The cruciate ligament is a small band of tissue that attaches the thigh bone (femur) to the shin bone (tibia) to help hold the knee joint stable. In dogs with cruciate injury, this ligament is damaged which creates excessive and painful movement of the knee joint.
This can be injured after a sudden trauma – similar to those injuries seen in footballers or skiers, where a sudden turn on the knee can cause ligament damage. More commonly however, dogs get a gradual degeneration and weakening of the ligament; similar to a rope fraying. The tear and degeneration usually happens because the angle of the femur against the tibia is sloped backwards, so when your pet puts weight on the leg the femur slips backwards and puts strain on and frays the ligament. Dogs can present with a mild intermittent hindlimb lameness, or a more sudden onset lameness, which can be quite marked.
This is more common in large breed dogs but can be seen in small dog breeds and cats too.
How can you diagnose it?
Clinical suspicion is based on examination of the joint. We may try manipulating the joint in certain ways to see if there is excessive motion of the joint. This is usually best performed under a sedation or anaesthetic but in some cases can be done consciously.
X-rays will be necessary for three reasons – firstly to examine the knee joint closer and rule out any other causes of lameness, secondly to confirm cruciate rupture and thirdly to help plan the size of the implants needed for surgery.
What is the treatment?
Surgical intervention is usually necessary to stabilise the joint to ensure the best short term and long term outcome. Unfortunately, cruciate rupture very rarely repairs on its own and if left untreated will lead to osteoarthritis in the future.
Cruciate ruptures rarely heal on their own, but in some small dogs or cats or those patients where surgery or anaesthesia may not be possible, conservative management may be the best decision.
Management involves keeping an optimal body weight, physiotherapy, exercise modification and pain killers.

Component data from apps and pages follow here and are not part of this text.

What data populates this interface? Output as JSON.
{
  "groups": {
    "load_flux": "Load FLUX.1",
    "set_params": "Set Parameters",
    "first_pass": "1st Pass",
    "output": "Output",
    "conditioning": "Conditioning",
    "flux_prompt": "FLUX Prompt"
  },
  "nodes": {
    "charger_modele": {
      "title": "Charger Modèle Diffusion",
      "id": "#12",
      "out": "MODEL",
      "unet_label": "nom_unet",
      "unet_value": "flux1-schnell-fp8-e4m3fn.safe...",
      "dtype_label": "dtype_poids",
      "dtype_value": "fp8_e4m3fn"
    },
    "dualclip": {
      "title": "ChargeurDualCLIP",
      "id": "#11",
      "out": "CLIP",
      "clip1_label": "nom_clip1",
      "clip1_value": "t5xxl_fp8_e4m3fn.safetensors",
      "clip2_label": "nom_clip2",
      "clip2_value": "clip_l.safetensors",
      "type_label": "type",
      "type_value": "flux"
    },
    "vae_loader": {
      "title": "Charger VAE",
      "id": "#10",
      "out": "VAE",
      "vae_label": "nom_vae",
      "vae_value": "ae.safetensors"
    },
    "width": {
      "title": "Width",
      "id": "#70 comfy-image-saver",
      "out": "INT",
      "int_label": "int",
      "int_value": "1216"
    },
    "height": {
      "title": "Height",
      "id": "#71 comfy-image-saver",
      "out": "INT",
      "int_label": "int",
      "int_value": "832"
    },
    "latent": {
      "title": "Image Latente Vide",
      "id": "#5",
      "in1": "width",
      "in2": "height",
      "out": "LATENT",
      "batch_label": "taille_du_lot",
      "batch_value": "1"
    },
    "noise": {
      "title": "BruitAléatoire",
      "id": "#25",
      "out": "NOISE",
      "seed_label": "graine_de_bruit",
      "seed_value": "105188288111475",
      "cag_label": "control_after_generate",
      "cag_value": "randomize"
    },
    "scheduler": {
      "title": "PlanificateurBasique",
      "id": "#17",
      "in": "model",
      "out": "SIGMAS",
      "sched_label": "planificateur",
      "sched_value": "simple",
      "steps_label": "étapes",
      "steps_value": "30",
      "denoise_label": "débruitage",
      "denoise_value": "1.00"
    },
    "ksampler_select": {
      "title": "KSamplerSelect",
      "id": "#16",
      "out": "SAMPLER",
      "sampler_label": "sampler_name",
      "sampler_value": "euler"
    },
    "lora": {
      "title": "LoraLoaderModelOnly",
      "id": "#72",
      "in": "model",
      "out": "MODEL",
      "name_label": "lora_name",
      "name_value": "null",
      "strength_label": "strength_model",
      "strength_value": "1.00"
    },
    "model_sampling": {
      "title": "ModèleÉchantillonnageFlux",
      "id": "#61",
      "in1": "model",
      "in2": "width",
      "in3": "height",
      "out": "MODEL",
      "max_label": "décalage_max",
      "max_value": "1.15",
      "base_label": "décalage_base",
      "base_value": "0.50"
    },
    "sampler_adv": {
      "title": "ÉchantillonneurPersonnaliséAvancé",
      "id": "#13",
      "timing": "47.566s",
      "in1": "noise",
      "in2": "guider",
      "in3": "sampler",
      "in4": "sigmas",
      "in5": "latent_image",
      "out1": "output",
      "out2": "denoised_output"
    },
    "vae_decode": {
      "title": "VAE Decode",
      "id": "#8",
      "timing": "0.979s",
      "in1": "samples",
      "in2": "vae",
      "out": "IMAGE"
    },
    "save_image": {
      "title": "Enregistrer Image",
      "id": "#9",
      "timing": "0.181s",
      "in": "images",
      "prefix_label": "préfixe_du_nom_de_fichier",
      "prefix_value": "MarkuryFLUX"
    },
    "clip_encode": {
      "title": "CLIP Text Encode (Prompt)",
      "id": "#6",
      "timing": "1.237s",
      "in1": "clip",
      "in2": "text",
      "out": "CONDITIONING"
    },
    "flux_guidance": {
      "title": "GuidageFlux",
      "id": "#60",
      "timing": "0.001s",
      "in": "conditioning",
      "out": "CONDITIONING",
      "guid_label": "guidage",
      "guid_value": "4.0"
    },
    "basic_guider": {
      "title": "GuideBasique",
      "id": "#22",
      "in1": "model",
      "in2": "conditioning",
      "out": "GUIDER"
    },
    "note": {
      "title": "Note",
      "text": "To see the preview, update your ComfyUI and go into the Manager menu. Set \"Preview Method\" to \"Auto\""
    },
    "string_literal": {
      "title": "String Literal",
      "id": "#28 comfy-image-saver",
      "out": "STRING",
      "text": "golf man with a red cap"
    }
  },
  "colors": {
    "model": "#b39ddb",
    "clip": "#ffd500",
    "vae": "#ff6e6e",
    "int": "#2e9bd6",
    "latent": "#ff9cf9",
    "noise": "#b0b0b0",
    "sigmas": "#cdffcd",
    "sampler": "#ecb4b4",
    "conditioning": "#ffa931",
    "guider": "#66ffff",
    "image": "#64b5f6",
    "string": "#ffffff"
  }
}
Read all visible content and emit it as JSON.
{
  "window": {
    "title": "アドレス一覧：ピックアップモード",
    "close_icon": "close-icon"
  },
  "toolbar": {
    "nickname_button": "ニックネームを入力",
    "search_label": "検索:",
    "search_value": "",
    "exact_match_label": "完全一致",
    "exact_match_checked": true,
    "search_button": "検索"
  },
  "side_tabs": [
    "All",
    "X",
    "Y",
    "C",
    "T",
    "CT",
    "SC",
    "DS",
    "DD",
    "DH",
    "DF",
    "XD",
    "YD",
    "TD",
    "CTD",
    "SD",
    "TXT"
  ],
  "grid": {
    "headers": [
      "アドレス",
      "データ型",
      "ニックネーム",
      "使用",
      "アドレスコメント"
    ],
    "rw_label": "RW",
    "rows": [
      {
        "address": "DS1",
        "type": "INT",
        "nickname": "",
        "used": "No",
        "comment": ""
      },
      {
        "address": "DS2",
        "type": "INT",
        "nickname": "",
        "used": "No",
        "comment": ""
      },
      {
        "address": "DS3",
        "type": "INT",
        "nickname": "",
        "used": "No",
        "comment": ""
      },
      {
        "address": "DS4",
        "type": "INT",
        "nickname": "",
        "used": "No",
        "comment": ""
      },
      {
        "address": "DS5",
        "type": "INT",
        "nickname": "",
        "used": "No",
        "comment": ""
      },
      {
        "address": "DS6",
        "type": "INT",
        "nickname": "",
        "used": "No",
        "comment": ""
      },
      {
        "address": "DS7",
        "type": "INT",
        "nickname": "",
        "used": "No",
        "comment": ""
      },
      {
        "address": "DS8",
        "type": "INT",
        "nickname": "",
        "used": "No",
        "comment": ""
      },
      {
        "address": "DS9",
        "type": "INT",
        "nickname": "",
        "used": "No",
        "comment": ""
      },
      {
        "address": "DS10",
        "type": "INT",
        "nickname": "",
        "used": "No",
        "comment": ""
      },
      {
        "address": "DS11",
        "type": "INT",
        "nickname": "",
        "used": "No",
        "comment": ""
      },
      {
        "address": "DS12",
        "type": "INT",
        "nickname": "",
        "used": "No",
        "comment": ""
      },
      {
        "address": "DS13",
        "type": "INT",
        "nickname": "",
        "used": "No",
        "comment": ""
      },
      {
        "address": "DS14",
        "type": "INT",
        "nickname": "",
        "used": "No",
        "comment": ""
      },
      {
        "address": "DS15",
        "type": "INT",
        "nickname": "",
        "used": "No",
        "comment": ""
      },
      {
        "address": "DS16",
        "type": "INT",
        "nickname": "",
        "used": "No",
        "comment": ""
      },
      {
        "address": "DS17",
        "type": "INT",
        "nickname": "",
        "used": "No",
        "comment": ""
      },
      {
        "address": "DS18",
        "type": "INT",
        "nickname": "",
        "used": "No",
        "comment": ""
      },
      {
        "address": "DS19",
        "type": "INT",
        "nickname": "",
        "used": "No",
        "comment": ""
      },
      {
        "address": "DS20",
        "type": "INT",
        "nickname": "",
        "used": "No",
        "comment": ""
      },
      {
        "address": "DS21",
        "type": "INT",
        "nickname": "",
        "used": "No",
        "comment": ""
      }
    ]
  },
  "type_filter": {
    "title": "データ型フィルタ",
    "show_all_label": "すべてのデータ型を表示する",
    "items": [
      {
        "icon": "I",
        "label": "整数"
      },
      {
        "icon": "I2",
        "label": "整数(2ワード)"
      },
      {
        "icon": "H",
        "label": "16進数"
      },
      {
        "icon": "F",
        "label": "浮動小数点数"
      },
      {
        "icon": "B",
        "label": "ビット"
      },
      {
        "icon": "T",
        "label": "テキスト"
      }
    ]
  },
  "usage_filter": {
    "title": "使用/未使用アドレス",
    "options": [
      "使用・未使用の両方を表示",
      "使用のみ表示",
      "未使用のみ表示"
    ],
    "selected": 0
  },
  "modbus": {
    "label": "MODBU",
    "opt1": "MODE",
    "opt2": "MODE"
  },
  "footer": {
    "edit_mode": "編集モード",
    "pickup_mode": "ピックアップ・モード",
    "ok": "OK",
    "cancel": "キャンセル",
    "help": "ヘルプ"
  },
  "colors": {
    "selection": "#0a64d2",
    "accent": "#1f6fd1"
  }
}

We will initiate a restricted exercise program in the first instance with a gradual build-up, involving shorter controlled walks, and often hydrotherapy.
For the best short-term and long-term resolution surgical repair is the best option. 90% of dogs will return back to normal activity.
We have an orthopaedic surgeon from ProVetSurg who visits Mulberry House Vets to carry out this advanced surgical procedure. This means there is no need to travel to a referral centre and your pet can be looked after in familiar surroundings by a team of vets and nurses who know them.
Surgery involves making cuts into the bone to change the angle of the joint so that it is stable when weight bearing. Metal implants hold the joint in place at this new angle while the bone heals.
We offer a fixed price fee for cruciate ligament repair surgery which includes all post operative checks, medications and 6 weeks post op xrays. Please see Our Prices page for these costs.
What to expect?
Dogs are usually starting to stand on the leg within 1-3 days after surgery, but full healing takes at least 6 weeks. Sutures are usually removed at 14 days, and a post-operative x-ray at 6 weeks will check that the bone has healed. The implants do not need to be removed.
It is important pets are rested and follow a strict exercise regime in the 6 weeks after surgery. Our surgeon will advise on this.
Physiotherapy can aid the recovery of the leg and we can put you in touch with a local physiotherapy company.
It is important to know that it is common for the other leg to become affected too.